Start of Block
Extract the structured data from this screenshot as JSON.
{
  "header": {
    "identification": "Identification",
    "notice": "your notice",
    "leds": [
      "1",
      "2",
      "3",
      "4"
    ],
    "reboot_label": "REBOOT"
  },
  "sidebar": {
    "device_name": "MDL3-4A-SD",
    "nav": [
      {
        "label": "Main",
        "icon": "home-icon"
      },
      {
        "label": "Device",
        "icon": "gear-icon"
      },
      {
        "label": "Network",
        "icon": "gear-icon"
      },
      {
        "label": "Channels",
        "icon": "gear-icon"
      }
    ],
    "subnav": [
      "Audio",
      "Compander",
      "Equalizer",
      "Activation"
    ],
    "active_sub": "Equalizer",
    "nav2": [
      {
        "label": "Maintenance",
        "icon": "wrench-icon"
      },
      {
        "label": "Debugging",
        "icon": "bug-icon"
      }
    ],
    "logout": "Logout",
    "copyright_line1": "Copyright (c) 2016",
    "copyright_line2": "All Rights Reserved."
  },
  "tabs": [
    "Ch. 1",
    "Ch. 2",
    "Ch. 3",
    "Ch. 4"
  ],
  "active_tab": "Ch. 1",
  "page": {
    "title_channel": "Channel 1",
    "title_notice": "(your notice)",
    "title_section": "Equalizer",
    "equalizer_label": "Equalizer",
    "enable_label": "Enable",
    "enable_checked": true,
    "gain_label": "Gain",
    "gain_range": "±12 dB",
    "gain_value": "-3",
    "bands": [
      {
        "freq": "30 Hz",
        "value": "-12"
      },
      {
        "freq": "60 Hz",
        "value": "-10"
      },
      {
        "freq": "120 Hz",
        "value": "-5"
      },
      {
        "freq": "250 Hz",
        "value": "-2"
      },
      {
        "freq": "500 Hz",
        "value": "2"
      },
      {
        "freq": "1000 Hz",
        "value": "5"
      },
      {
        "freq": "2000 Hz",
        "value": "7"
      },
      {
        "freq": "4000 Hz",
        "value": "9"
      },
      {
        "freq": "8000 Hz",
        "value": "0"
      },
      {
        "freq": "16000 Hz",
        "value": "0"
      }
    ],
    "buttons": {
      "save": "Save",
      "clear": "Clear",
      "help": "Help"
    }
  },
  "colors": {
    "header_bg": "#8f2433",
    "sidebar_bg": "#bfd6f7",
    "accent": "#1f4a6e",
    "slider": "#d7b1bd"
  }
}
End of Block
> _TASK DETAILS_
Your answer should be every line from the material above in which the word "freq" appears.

> _EXERCISE RESPONSE_
        "freq": "30 Hz",
        "freq": "60 Hz",
        "freq": "120 Hz",
        "freq": "250 Hz",
        "freq": "500 Hz",
        "freq": "1000 Hz",
        "freq": "2000 Hz",
        "freq": "4000 Hz",
        "freq": "8000 Hz",
        "freq": "16000 Hz",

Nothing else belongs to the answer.